Exercise brief: Would you return the data below exactly as it stands, with every picture left out?

(Web page and app entries)

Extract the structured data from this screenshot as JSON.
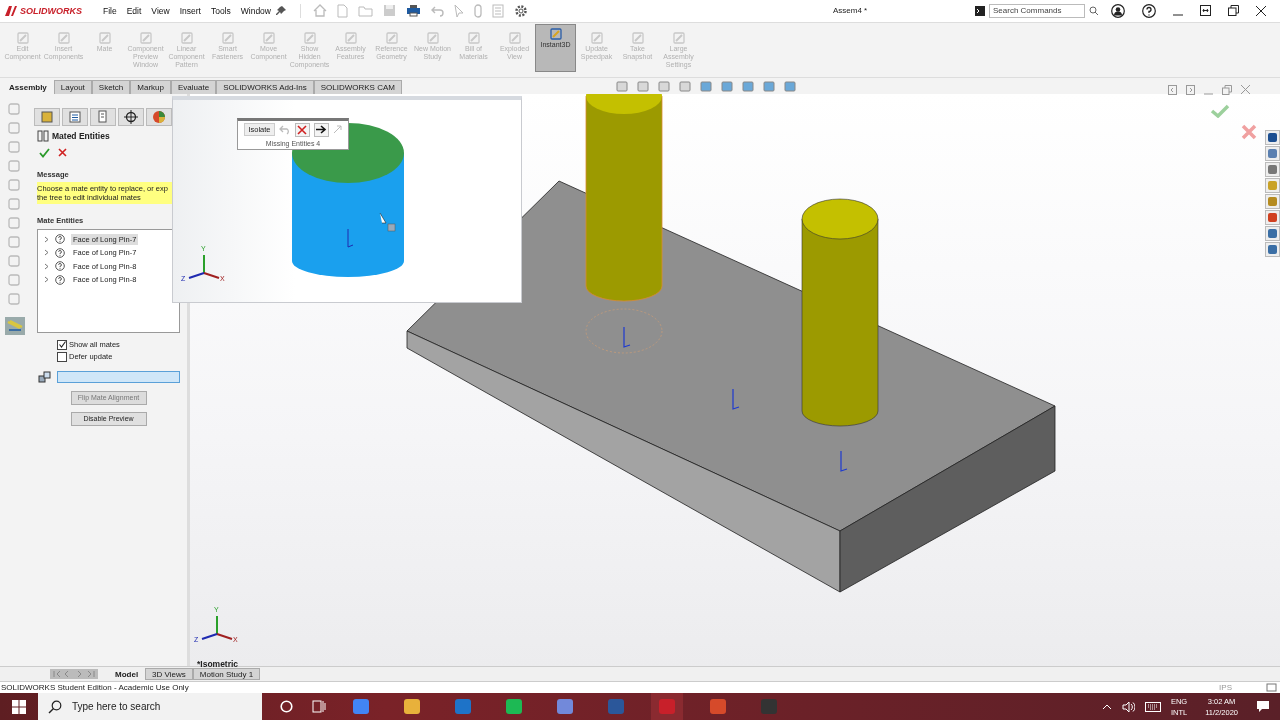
{
  "title_bar": {
    "logo": "SOLIDWORKS",
    "menu": [
      "File",
      "Edit",
      "View",
      "Insert",
      "Tools",
      "Window"
    ],
    "document_title": "Assem4 *",
    "search": {
      "placeholder": "Search Commands"
    }
  },
  "ribbon": [
    {
      "label": "Edit Component",
      "selected": false,
      "disabled": true
    },
    {
      "label": "Insert Components",
      "selected": false,
      "disabled": true
    },
    {
      "label": "Mate",
      "selected": false,
      "disabled": true
    },
    {
      "label": "Component Preview Window",
      "selected": false,
      "disabled": true
    },
    {
      "label": "Linear Component Pattern",
      "selected": false,
      "disabled": true
    },
    {
      "label": "Smart Fasteners",
      "selected": false,
      "disabled": true
    },
    {
      "label": "Move Component",
      "selected": false,
      "disabled": true
    },
    {
      "label": "Show Hidden Components",
      "selected": false,
      "disabled": true
    },
    {
      "label": "Assembly Features",
      "selected": false,
      "disabled": true
    },
    {
      "label": "Reference Geometry",
      "selected": false,
      "disabled": true
    },
    {
      "label": "New Motion Study",
      "selected": false,
      "disabled": true
    },
    {
      "label": "Bill of Materials",
      "selected": false,
      "disabled": true
    },
    {
      "label": "Exploded View",
      "selected": false,
      "disabled": true
    },
    {
      "label": "Instant3D",
      "selected": true,
      "disabled": false
    },
    {
      "label": "Update Speedpak",
      "selected": false,
      "disabled": true
    },
    {
      "label": "Take Snapshot",
      "selected": false,
      "disabled": true
    },
    {
      "label": "Large Assembly Settings",
      "selected": false,
      "disabled": true
    }
  ],
  "command_tabs": [
    {
      "label": "Assembly",
      "selected": true
    },
    {
      "label": "Layout",
      "selected": false
    },
    {
      "label": "Sketch",
      "selected": false
    },
    {
      "label": "Markup",
      "selected": false
    },
    {
      "label": "Evaluate",
      "selected": false
    },
    {
      "label": "SOLIDWORKS Add-Ins",
      "selected": false
    },
    {
      "label": "SOLIDWORKS CAM",
      "selected": false
    }
  ],
  "property_manager": {
    "title": "Mated Entities",
    "message_heading": "Message",
    "message_lines": [
      "Choose a mate entity to replace, or exp",
      "the tree to edit individual mates"
    ],
    "entities_heading": "Mate Entities",
    "entities": [
      {
        "label": "Face of Long Pin-7",
        "selected": true
      },
      {
        "label": "Face of Long Pin-7",
        "selected": false
      },
      {
        "label": "Face of Long Pin-8",
        "selected": false
      },
      {
        "label": "Face of Long Pin-8",
        "selected": false
      }
    ],
    "options": [
      {
        "label": "Show all mates",
        "checked": true
      },
      {
        "label": "Defer update",
        "checked": false
      }
    ],
    "buttons": [
      {
        "label": "Flip Mate Alignment",
        "disabled": true
      },
      {
        "label": "Disable Preview",
        "disabled": false
      }
    ]
  },
  "preview_window": {
    "isolate_button": "Isolate",
    "caption": "Missing Entities 4",
    "triad": {
      "x": "X",
      "y": "Y",
      "z": "Z"
    }
  },
  "viewport": {
    "triad": {
      "x": "X",
      "y": "Y",
      "z": "Z"
    },
    "view_name": "*Isometric"
  },
  "bottom_tabs": [
    {
      "label": "Model",
      "selected": true
    },
    {
      "label": "3D Views",
      "selected": false
    },
    {
      "label": "Motion Study 1",
      "selected": false
    }
  ],
  "status_bar": {
    "text": "SOLIDWORKS Student Edition - Academic Use Only",
    "units": "IPS"
  },
  "taskbar": {
    "search_placeholder": "Type here to search",
    "language": "ENG",
    "layout": "INTL",
    "time": "3:02 AM",
    "date": "11/2/2020"
  }
}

Finished exercise:
Extract the structured data from this screenshot as JSON.
{
  "title_bar": {
    "logo": "SOLIDWORKS",
    "menu": [
      "File",
      "Edit",
      "View",
      "Insert",
      "Tools",
      "Window"
    ],
    "document_title": "Assem4 *",
    "search": {
      "placeholder": "Search Commands"
    }
  },
  "ribbon": [
    {
      "label": "Edit Component",
      "selected": false,
      "disabled": true
    },
    {
      "label": "Insert Components",
      "selected": false,
      "disabled": true
    },
    {
      "label": "Mate",
      "selected": false,
      "disabled": true
    },
    {
      "label": "Component Preview Window",
      "selected": false,
      "disabled": true
    },
    {
      "label": "Linear Component Pattern",
      "selected": false,
      "disabled": true
    },
    {
      "label": "Smart Fasteners",
      "selected": false,
      "disabled": true
    },
    {
      "label": "Move Component",
      "selected": false,
      "disabled": true
    },
    {
      "label": "Show Hidden Components",
      "selected": false,
      "disabled": true
    },
    {
      "label": "Assembly Features",
      "selected": false,
      "disabled": true
    },
    {
      "label": "Reference Geometry",
      "selected": false,
      "disabled": true
    },
    {
      "label": "New Motion Study",
      "selected": false,
      "disabled": true
    },
    {
      "label": "Bill of Materials",
      "selected": false,
      "disabled": true
    },
    {
      "label": "Exploded View",
      "selected": false,
      "disabled": true
    },
    {
      "label": "Instant3D",
      "selected": true,
      "disabled": false
    },
    {
      "label": "Update Speedpak",
      "selected": false,
      "disabled": true
    },
    {
      "label": "Take Snapshot",
      "selected": false,
      "disabled": true
    },
    {
      "label": "Large Assembly Settings",
      "selected": false,
      "disabled": true
    }
  ],
  "command_tabs": [
    {
      "label": "Assembly",
      "selected": true
    },
    {
      "label": "Layout",
      "selected": false
    },
    {
      "label": "Sketch",
      "selected": false
    },
    {
      "label": "Markup",
      "selected": false
    },
    {
      "label": "Evaluate",
      "selected": false
    },
    {
      "label": "SOLIDWORKS Add-Ins",
      "selected": false
    },
    {
      "label": "SOLIDWORKS CAM",
      "selected": false
    }
  ],
  "property_manager": {
    "title": "Mated Entities",
    "message_heading": "Message",
    "message_lines": [
      "Choose a mate entity to replace, or exp",
      "the tree to edit individual mates"
    ],
    "entities_heading": "Mate Entities",
    "entities": [
      {
        "label": "Face of Long Pin-7",
        "selected": true
      },
      {
        "label": "Face of Long Pin-7",
        "selected": false
      },
      {
        "label": "Face of Long Pin-8",
        "selected": false
      },
      {
        "label": "Face of Long Pin-8",
        "selected": false
      }
    ],
    "options": [
      {
        "label": "Show all mates",
        "checked": true
      },
      {
        "label": "Defer update",
        "checked": false
      }
    ],
    "buttons": [
      {
        "label": "Flip Mate Alignment",
        "disabled": true
      },
      {
        "label": "Disable Preview",
        "disabled": false
      }
    ]
  },
  "preview_window": {
    "isolate_button": "Isolate",
    "caption": "Missing Entities 4",
    "triad": {
      "x": "X",
      "y": "Y",
      "z": "Z"
    }
  },
  "viewport": {
    "triad": {
      "x": "X",
      "y": "Y",
      "z": "Z"
    },
    "view_name": "*Isometric"
  },
  "bottom_tabs": [
    {
      "label": "Model",
      "selected": true
    },
    {
      "label": "3D Views",
      "selected": false
    },
    {
      "label": "Motion Study 1",
      "selected": false
    }
  ],
  "status_bar": {
    "text": "SOLIDWORKS Student Edition - Academic Use Only",
    "units": "IPS"
  },
  "taskbar": {
    "search_placeholder": "Type here to search",
    "language": "ENG",
    "layout": "INTL",
    "time": "3:02 AM",
    "date": "11/2/2020"
  }
}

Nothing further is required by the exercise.